Whenever a line carries the word "label", pull it out of the entries.
--- Records shown Enclosed Below ---
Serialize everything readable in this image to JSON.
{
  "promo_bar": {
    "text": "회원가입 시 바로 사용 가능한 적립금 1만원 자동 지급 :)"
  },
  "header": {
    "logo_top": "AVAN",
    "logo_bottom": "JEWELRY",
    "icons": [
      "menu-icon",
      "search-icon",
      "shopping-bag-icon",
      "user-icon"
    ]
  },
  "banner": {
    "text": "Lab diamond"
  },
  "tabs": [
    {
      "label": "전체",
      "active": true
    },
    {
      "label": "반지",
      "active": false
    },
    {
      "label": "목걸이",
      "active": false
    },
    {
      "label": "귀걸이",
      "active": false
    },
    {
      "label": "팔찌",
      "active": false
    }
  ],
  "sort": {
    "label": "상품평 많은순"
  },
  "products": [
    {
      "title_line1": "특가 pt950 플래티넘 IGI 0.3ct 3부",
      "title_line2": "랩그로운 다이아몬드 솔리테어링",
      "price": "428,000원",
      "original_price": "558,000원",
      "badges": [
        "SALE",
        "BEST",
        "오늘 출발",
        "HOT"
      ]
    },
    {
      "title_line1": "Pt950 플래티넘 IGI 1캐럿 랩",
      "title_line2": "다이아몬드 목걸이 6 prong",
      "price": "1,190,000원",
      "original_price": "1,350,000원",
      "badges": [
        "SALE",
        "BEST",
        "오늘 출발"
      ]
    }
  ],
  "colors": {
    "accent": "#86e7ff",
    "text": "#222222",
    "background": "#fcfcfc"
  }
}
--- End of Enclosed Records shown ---
» **Answer space**:
      "label": "전체",
      "label": "반지",
      "label": "목걸이",
      "label": "귀걸이",
      "label": "팔찌",
    "label": "상품평 많은순"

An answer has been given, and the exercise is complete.